A picturesque village with a unique culinary offering, arts and crafts, outdoor activities and an interesting local population are what tourists’ dreams are made of. And of course for the small town’s economy, the foreign capital brought by tourism is often indispensable. But what happens when tourism robs the village of its character?
This weekend the Franschhoek Valley celebrates the annual Bastille Festival and all of us involved in tourism are excited about celebrating our French heritage and about the upcoming activities and visitors stimulating our slow winter economy. Chatting to one of the locals, however, I found that some were dreading the onslaught of festival-goers. This negative sentiment probably stems from past experiences with over-enthusiastic visitors, especially, but of course not limited to students, who have damaged the perception of festivals and tourism events in the eyes of locals.
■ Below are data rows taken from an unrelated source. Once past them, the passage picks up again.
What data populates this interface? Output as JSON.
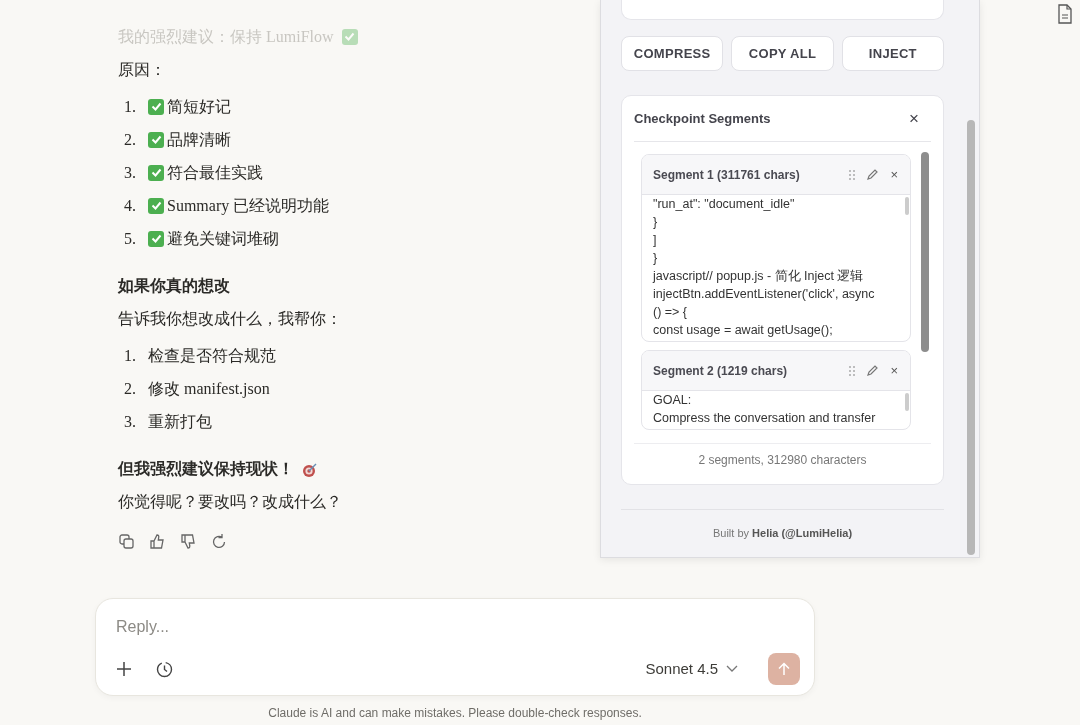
{
  "chat": {
    "blocks": [
      {
        "kind": "faded",
        "text": "我的强烈建议：保持 LumiFlow",
        "check": true
      },
      {
        "kind": "para",
        "text": "原因："
      },
      {
        "kind": "list",
        "items": [
          {
            "number": "1.",
            "check": true,
            "text": "简短好记"
          },
          {
            "number": "2.",
            "check": true,
            "text": "品牌清晰"
          },
          {
            "number": "3.",
            "check": true,
            "text": "符合最佳实践"
          },
          {
            "number": "4.",
            "check": true,
            "text": "Summary 已经说明功能"
          },
          {
            "number": "5.",
            "check": true,
            "text": "避免关键词堆砌"
          }
        ]
      },
      {
        "kind": "heading",
        "text": "如果你真的想改"
      },
      {
        "kind": "para",
        "text": "告诉我你想改成什么，我帮你："
      },
      {
        "kind": "list",
        "items": [
          {
            "number": "1.",
            "check": false,
            "text": "检查是否符合规范"
          },
          {
            "number": "2.",
            "check": false,
            "text": "修改 manifest.json"
          },
          {
            "number": "3.",
            "check": false,
            "text": "重新打包"
          }
        ]
      },
      {
        "kind": "emphasis",
        "text": "但我强烈建议保持现状！"
      },
      {
        "kind": "para",
        "text": "你觉得呢？要改吗？改成什么？"
      }
    ]
  },
  "panel": {
    "buttons": [
      "COMPRESS",
      "COPY ALL",
      "INJECT"
    ],
    "segments_card": {
      "title": "Checkpoint Segments",
      "close": "×",
      "segments": [
        {
          "title": "Segment 1 (311761 chars)",
          "delete": "×",
          "lines": [
            "\"run_at\": \"document_idle\"",
            "}",
            "]",
            "}",
            "javascript// popup.js - 简化 Inject 逻辑",
            "injectBtn.addEventListener('click', async",
            "() => {",
            "const usage = await getUsage();"
          ]
        },
        {
          "title": "Segment 2 (1219 chars)",
          "delete": "×",
          "lines": [
            "GOAL:",
            "Compress the conversation and transfer"
          ]
        }
      ],
      "summary": "2 segments, 312980 characters"
    },
    "footer": "Built by **Helia (@LumiHelia)**"
  },
  "composer": {
    "placeholder": "Reply...",
    "model": "Sonnet 4.5"
  },
  "disclaimer": "Claude is AI and can make mistakes. Please double-check responses."
}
And they can’t be blamed. While I believe all locals appreciate the contribution to the valley’s pockets, many would opt to rather stay at home than join the weekend’s festivities.
While a festival’s success is often measured in its attendance, the sentiment of locals is very important to the organisers of Franschhoek’s local events, especially the popular Bastille Festival. Since a few years ago, already, measures such as a locals discount have been introduced to motivate locals to attend, while much effort has gone into attracting an audience that appreciates the valley for its beauty, charm and special offering rather than only being another party place. I definitely think the Bastille Festival is at another level these days. The standard of food and wine on offer, the quality of the guests and the jovial mood in the festival marquee and on the streets are something locals can definitely give another try.
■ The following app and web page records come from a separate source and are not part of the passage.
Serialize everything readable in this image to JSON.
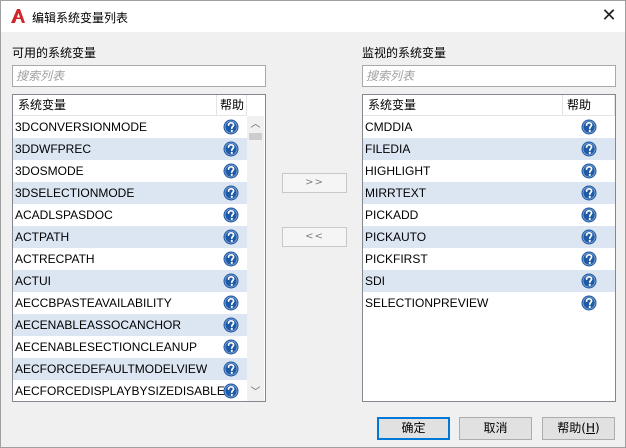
{
  "window": {
    "title": "编辑系统变量列表",
    "close_glyph": "✕"
  },
  "left": {
    "label": "可用的系统变量",
    "search_placeholder": "搜索列表",
    "columns": [
      "系统变量",
      "帮助"
    ],
    "items": [
      "3DCONVERSIONMODE",
      "3DDWFPREC",
      "3DOSMODE",
      "3DSELECTIONMODE",
      "ACADLSPASDOC",
      "ACTPATH",
      "ACTRECPATH",
      "ACTUI",
      "AECCBPASTEAVAILABILITY",
      "AECENABLEASSOCANCHOR",
      "AECENABLESECTIONCLEANUP",
      "AECFORCEDEFAULTMODELVIEW",
      "AECFORCEDISPLAYBYSIZEDISABLE"
    ]
  },
  "right": {
    "label": "监视的系统变量",
    "search_placeholder": "搜索列表",
    "columns": [
      "系统变量",
      "帮助"
    ],
    "items": [
      "CMDDIA",
      "FILEDIA",
      "HIGHLIGHT",
      "MIRRTEXT",
      "PICKADD",
      "PICKAUTO",
      "PICKFIRST",
      "SDI",
      "SELECTIONPREVIEW"
    ]
  },
  "middle": {
    "add_label": ">>",
    "remove_label": "<<"
  },
  "footer": {
    "ok_label": "确定",
    "cancel_label": "取消",
    "help_label": "帮助(",
    "help_accel": "H",
    "help_close": ")"
  },
  "colors": {
    "row_alt": "#dce6f2",
    "help_icon": "#1f5aa6",
    "app_icon": "#d0252b"
  },
  "icons": {
    "app": "autocad-a-icon",
    "help": "question-circle-icon"
  }
}
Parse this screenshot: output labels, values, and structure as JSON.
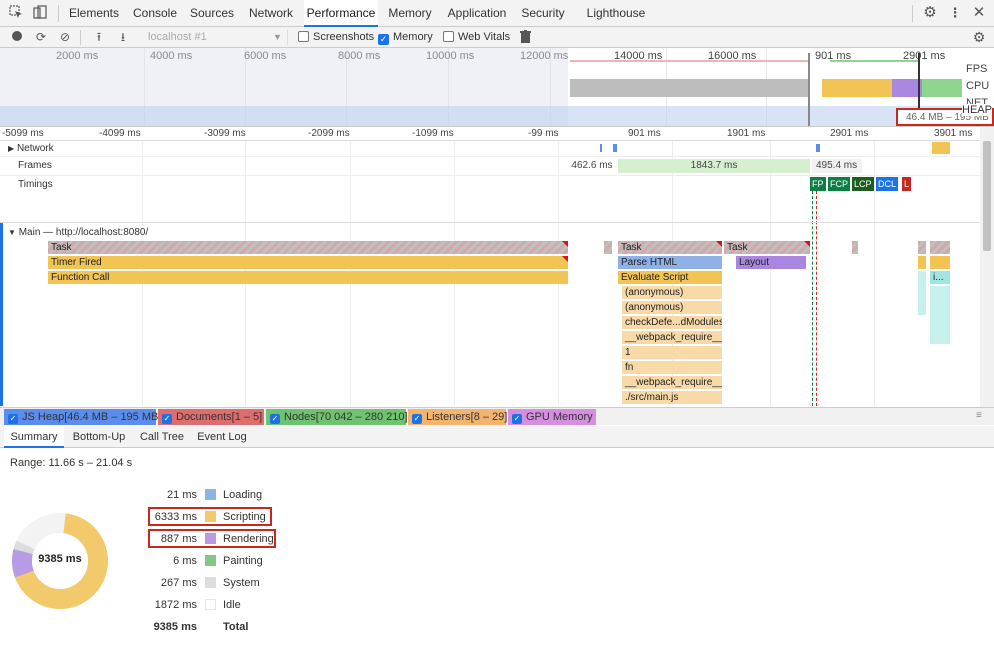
{
  "tabs": [
    {
      "label": "Elements"
    },
    {
      "label": "Console"
    },
    {
      "label": "Sources"
    },
    {
      "label": "Network"
    },
    {
      "label": "Performance",
      "active": true
    },
    {
      "label": "Memory"
    },
    {
      "label": "Application"
    },
    {
      "label": "Security"
    },
    {
      "label": "Lighthouse"
    }
  ],
  "toolbar": {
    "profile_select": "localhost #1",
    "screenshots_label": "Screenshots",
    "screenshots_checked": false,
    "memory_label": "Memory",
    "memory_checked": true,
    "webvitals_label": "Web Vitals",
    "webvitals_checked": false
  },
  "overview": {
    "ticks": [
      "2000 ms",
      "4000 ms",
      "6000 ms",
      "8000 ms",
      "10000 ms",
      "12000 ms",
      "14000 ms",
      "16000 ms",
      "901 ms",
      "2901 ms"
    ],
    "lanes": [
      "FPS",
      "CPU",
      "NET",
      "HEAP"
    ],
    "heap_range": "46.4 MB – 195 MB"
  },
  "timeline": {
    "ruler": [
      "-5099 ms",
      "-4099 ms",
      "-3099 ms",
      "-2099 ms",
      "-1099 ms",
      "-99 ms",
      "901 ms",
      "1901 ms",
      "2901 ms",
      "3901 ms"
    ],
    "network_label": "Network",
    "frames_label": "Frames",
    "frames": [
      "462.6 ms",
      "1843.7 ms",
      "495.4 ms"
    ],
    "timings_label": "Timings",
    "timing_markers": [
      "FP",
      "FCP",
      "LCP",
      "DCL",
      "L"
    ],
    "main_label": "Main — http://localhost:8080/",
    "events": {
      "task1": "Task",
      "timer": "Timer Fired",
      "func": "Function Call",
      "task2": "Task",
      "task3": "Task",
      "parse": "Parse HTML",
      "layout": "Layout",
      "evaluate": "Evaluate Script",
      "anon1": "(anonymous)",
      "anon2": "(anonymous)",
      "check": "checkDefe...dModules",
      "req1": "__webpack_require__",
      "one": "1",
      "fn": "fn",
      "req2": "__webpack_require__",
      "main": "./src/main.js",
      "small": "i..."
    }
  },
  "counters": [
    {
      "label": "JS Heap[46.4 MB – 195 MB]",
      "color": "#5b8def"
    },
    {
      "label": "Documents[1 – 5]",
      "color": "#e06d6d"
    },
    {
      "label": "Nodes[70 042 – 280 210]",
      "color": "#6fc26f"
    },
    {
      "label": "Listeners[8 – 29]",
      "color": "#f3b46e"
    },
    {
      "label": "GPU Memory",
      "color": "#d68fe0"
    }
  ],
  "bottom_tabs": [
    {
      "label": "Summary",
      "active": true
    },
    {
      "label": "Bottom-Up"
    },
    {
      "label": "Call Tree"
    },
    {
      "label": "Event Log"
    }
  ],
  "summary": {
    "range": "Range: 11.66 s – 21.04 s",
    "total_center": "9385 ms",
    "rows": [
      {
        "value": "21 ms",
        "label": "Loading",
        "color": "#8cb3e6",
        "ms": 21
      },
      {
        "value": "6333 ms",
        "label": "Scripting",
        "color": "#f2c96b",
        "ms": 6333
      },
      {
        "value": "887 ms",
        "label": "Rendering",
        "color": "#b99be5",
        "ms": 887
      },
      {
        "value": "6 ms",
        "label": "Painting",
        "color": "#85c785",
        "ms": 6
      },
      {
        "value": "267 ms",
        "label": "System",
        "color": "#dddddd",
        "ms": 267
      },
      {
        "value": "1872 ms",
        "label": "Idle",
        "color": "#ffffff",
        "ms": 1872
      },
      {
        "value": "9385 ms",
        "label": "Total",
        "color": "",
        "ms": 9385
      }
    ]
  }
}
This challenge is of course not unique to Franschhoek. An enthusiastic traveller myself, I have often wished there were less tourists around me when visiting a certain tourism hot spot. Totally ridiculous, of course, as I am one of the tourists myself! But sometimes, the very reason why a place has become famous gets lost among the many visitors. The sanctity of churches, the intimacy of owner-run café’s, the quiet of nature, etc. often give way to a shuffle for the best photo spot, familiar food on the go and mass-produced curios. In the process, much of the authenticity gets lost.
Today, technology and media allow us much more knowledge about the world and its special places and travelling has become much easier and affordable. No surprise then that more of us are travelling. For travellers who are not only party-goers, authenticity is important and it has become one of the leading tourism trends. The challenge is to accommodate valued tourists and to ensure services and convenience without losing the authentic attraction.
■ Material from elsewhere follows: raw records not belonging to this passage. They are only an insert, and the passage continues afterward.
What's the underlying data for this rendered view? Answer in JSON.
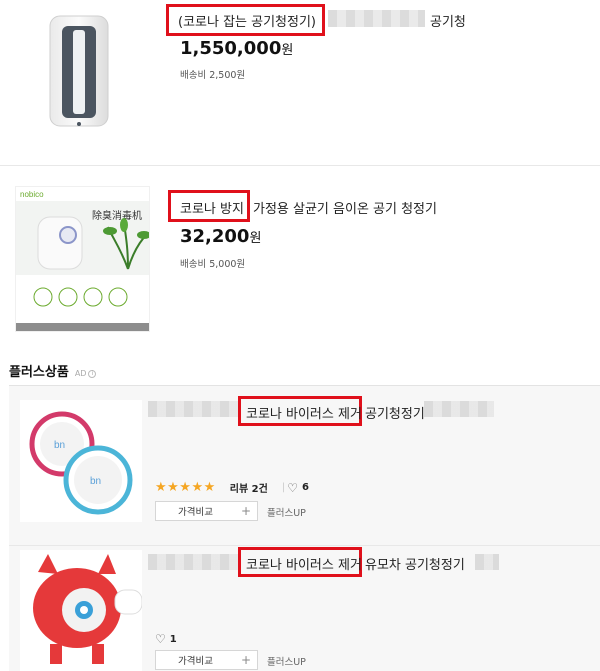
{
  "products": [
    {
      "title_highlight": "(코로나 잡는 공기청정기)",
      "title_suffix": "공기청",
      "price": "1,550,000",
      "currency": "원",
      "shipping": "배송비 2,500원"
    },
    {
      "title_highlight": "코로나 방지",
      "title_suffix": "가정용 살균기 음이온 공기 청정기",
      "price": "32,200",
      "currency": "원",
      "shipping": "배송비 5,000원",
      "image_brand": "nobico",
      "image_caption": "除臭消毒机"
    }
  ],
  "plus_section": {
    "heading": "플러스상품",
    "ad_label": "AD",
    "items": [
      {
        "title_highlight": "코로나 바이러스 제거",
        "title_suffix": "공기청정기",
        "rating_stars": "★★★★★",
        "review_label": "리뷰",
        "review_count": "2건",
        "like_count": "6",
        "compare_label": "가격비교",
        "plusup_label": "플러스UP"
      },
      {
        "title_highlight": "코로나 바이러스 제거",
        "title_suffix": "유모차 공기청정기",
        "like_count": "1",
        "compare_label": "가격비교",
        "plusup_label": "플러스UP"
      }
    ]
  },
  "colors": {
    "highlight_border": "#e0101b",
    "star": "#f5a623",
    "plus_bg": "#f7f7f7"
  }
}
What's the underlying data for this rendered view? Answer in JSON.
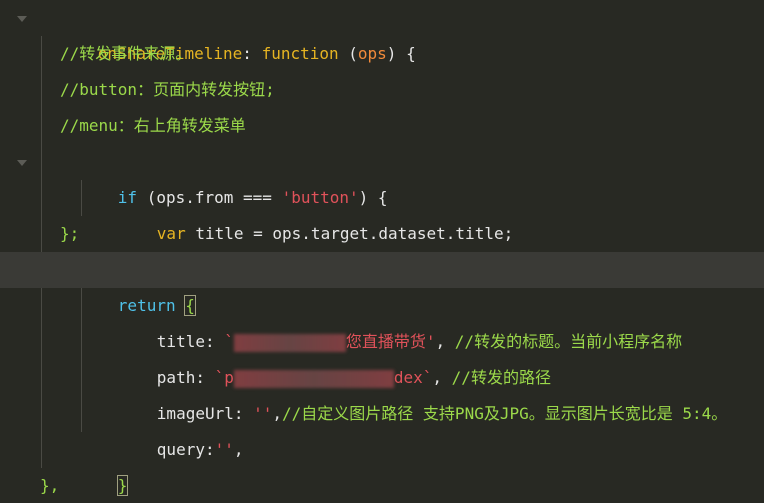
{
  "lines": {
    "l1": {
      "name": "onShareTimeline",
      "colon": ": ",
      "func": "function",
      "open": " (",
      "param": "ops",
      "close": ") {"
    },
    "l2": {
      "comment": "//转发事件来源。"
    },
    "l3": {
      "comment": "//button：页面内转发按钮;"
    },
    "l4": {
      "comment": "//menu：右上角转发菜单"
    },
    "l5": {
      "kw": "if",
      "open": " (ops.from === ",
      "str": "'button'",
      "close": ") {"
    },
    "l6": {
      "kw": "var",
      "rest": " title = ops.target.dataset.title;"
    },
    "l7": {
      "text": "};"
    },
    "l8": {
      "kw": "return",
      "space": " ",
      "brace": "{"
    },
    "l9": {
      "key": "title: ",
      "str_start": "`",
      "str_visible": "您直播带货",
      "str_end": "'",
      "comma": ", ",
      "comment": "//转发的标题。当前小程序名称"
    },
    "l10": {
      "key": "path: ",
      "str_start": "`p",
      "str_visible": "dex",
      "str_end": "`",
      "comma": ", ",
      "comment": "//转发的路径"
    },
    "l11": {
      "key": "imageUrl: ",
      "str": "''",
      "comma": ",",
      "comment": "//自定义图片路径 支持PNG及JPG。显示图片长宽比是 5:4。"
    },
    "l12": {
      "key": "query:",
      "str": "''",
      "comma": ","
    },
    "l13": {
      "brace": "}"
    },
    "l14": {
      "text": "},"
    }
  }
}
Europe is struggling with this dilemma much more than we are. In season, a beautiful and unique city like Venice, for instance, is hard to enjoy among the many many visitors. With travel programmes doing an exceptional job of introducing new places to travel to, many other European towns and cities are struggling to keep their character among the influx of tourists. Split in Croatia, is one. Read the blog post, Tourism and when the locals hate you for interesting insights into this dilemma.
In today’s world, industry is constantly changing and tourism has brought another important avenue of income – especially to communities where the traditional trade and business might have become less profitable. Locals, even when not directly involved in tourism, should understand that. At the end of the day, tourism income is to the benefit of all. What I do think, however, is that we should also educate tourists about their important role in this symbiotic relationship. Yes, visitors bring their money, but without respect for the offering, it might not be there in a few years from now.